> _Task statement_
What you return must match the material exactly, with every line present.

> _Exercise data_
%%

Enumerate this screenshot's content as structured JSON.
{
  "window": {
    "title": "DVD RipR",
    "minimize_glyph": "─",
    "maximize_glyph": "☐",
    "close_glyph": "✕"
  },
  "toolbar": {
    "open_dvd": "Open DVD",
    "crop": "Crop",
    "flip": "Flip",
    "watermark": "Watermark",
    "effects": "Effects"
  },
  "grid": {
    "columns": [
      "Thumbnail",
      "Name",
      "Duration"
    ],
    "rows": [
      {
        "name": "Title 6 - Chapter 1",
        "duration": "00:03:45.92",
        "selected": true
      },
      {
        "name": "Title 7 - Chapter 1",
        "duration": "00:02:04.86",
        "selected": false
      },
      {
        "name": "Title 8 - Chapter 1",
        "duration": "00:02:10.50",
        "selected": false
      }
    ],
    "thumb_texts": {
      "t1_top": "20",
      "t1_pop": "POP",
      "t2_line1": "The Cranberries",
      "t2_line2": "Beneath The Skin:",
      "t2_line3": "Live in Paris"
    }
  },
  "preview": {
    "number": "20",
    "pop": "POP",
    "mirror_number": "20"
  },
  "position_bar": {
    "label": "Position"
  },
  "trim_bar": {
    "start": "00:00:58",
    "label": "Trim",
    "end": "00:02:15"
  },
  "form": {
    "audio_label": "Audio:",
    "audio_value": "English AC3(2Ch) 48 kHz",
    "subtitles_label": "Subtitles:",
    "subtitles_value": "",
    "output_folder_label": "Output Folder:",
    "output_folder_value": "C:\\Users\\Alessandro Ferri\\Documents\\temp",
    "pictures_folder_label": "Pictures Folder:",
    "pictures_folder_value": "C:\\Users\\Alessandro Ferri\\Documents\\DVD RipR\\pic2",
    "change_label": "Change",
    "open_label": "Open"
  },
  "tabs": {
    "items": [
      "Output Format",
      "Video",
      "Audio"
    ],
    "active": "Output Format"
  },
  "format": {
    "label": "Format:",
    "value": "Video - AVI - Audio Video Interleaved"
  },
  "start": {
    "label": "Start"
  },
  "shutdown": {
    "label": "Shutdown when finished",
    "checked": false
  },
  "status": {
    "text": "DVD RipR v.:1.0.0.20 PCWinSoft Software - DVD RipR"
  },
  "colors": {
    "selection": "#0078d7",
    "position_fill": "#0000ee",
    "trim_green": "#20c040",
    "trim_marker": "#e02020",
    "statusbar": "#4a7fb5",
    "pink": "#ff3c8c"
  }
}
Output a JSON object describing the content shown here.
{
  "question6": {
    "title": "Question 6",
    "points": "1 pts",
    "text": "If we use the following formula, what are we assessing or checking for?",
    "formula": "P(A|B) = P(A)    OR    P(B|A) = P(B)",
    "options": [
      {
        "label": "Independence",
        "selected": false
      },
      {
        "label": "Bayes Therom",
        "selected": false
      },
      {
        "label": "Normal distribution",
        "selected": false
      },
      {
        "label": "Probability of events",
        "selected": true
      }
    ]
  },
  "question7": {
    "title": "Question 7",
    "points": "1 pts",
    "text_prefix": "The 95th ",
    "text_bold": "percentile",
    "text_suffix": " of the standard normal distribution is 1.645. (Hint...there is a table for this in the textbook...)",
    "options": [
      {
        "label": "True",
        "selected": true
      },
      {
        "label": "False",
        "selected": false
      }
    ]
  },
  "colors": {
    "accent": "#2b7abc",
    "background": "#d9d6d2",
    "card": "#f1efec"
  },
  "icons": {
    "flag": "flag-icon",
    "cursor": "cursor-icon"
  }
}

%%

> _Answer area_
Enumerate this screenshot's content as structured JSON.
{
  "window": {
    "title": "DVD RipR",
    "minimize_glyph": "─",
    "maximize_glyph": "☐",
    "close_glyph": "✕"
  },
  "toolbar": {
    "open_dvd": "Open DVD",
    "crop": "Crop",
    "flip": "Flip",
    "watermark": "Watermark",
    "effects": "Effects"
  },
  "grid": {
    "columns": [
      "Thumbnail",
      "Name",
      "Duration"
    ],
    "rows": [
      {
        "name": "Title 6 - Chapter 1",
        "duration": "00:03:45.92",
        "selected": true
      },
      {
        "name": "Title 7 - Chapter 1",
        "duration": "00:02:04.86",
        "selected": false
      },
      {
        "name": "Title 8 - Chapter 1",
        "duration": "00:02:10.50",
        "selected": false
      }
    ],
    "thumb_texts": {
      "t1_top": "20",
      "t1_pop": "POP",
      "t2_line1": "The Cranberries",
      "t2_line2": "Beneath The Skin:",
      "t2_line3": "Live in Paris"
    }
  },
  "preview": {
    "number": "20",
    "pop": "POP",
    "mirror_number": "20"
  },
  "position_bar": {
    "label": "Position"
  },
  "trim_bar": {
    "start": "00:00:58",
    "label": "Trim",
    "end": "00:02:15"
  },
  "form": {
    "audio_label": "Audio:",
    "audio_value": "English AC3(2Ch) 48 kHz",
    "subtitles_label": "Subtitles:",
    "subtitles_value": "",
    "output_folder_label": "Output Folder:",
    "output_folder_value": "C:\\Users\\Alessandro Ferri\\Documents\\temp",
    "pictures_folder_label": "Pictures Folder:",
    "pictures_folder_value": "C:\\Users\\Alessandro Ferri\\Documents\\DVD RipR\\pic2",
    "change_label": "Change",
    "open_label": "Open"
  },
  "tabs": {
    "items": [
      "Output Format",
      "Video",
      "Audio"
    ],
    "active": "Output Format"
  },
  "format": {
    "label": "Format:",
    "value": "Video - AVI - Audio Video Interleaved"
  },
  "start": {
    "label": "Start"
  },
  "shutdown": {
    "label": "Shutdown when finished",
    "checked": false
  },
  "status": {
    "text": "DVD RipR v.:1.0.0.20 PCWinSoft Software - DVD RipR"
  },
  "colors": {
    "selection": "#0078d7",
    "position_fill": "#0000ee",
    "trim_green": "#20c040",
    "trim_marker": "#e02020",
    "statusbar": "#4a7fb5",
    "pink": "#ff3c8c"
  }
}
Output a JSON object describing the content shown here.
{
  "question6": {
    "title": "Question 6",
    "points": "1 pts",
    "text": "If we use the following formula, what are we assessing or checking for?",
    "formula": "P(A|B) = P(A)    OR    P(B|A) = P(B)",
    "options": [
      {
        "label": "Independence",
        "selected": false
      },
      {
        "label": "Bayes Therom",
        "selected": false
      },
      {
        "label": "Normal distribution",
        "selected": false
      },
      {
        "label": "Probability of events",
        "selected": true
      }
    ]
  },
  "question7": {
    "title": "Question 7",
    "points": "1 pts",
    "text_prefix": "The 95th ",
    "text_bold": "percentile",
    "text_suffix": " of the standard normal distribution is 1.645. (Hint...there is a table for this in the textbook...)",
    "options": [
      {
        "label": "True",
        "selected": true
      },
      {
        "label": "False",
        "selected": false
      }
    ]
  },
  "colors": {
    "accent": "#2b7abc",
    "background": "#d9d6d2",
    "card": "#f1efec"
  },
  "icons": {
    "flag": "flag-icon",
    "cursor": "cursor-icon"
  }
}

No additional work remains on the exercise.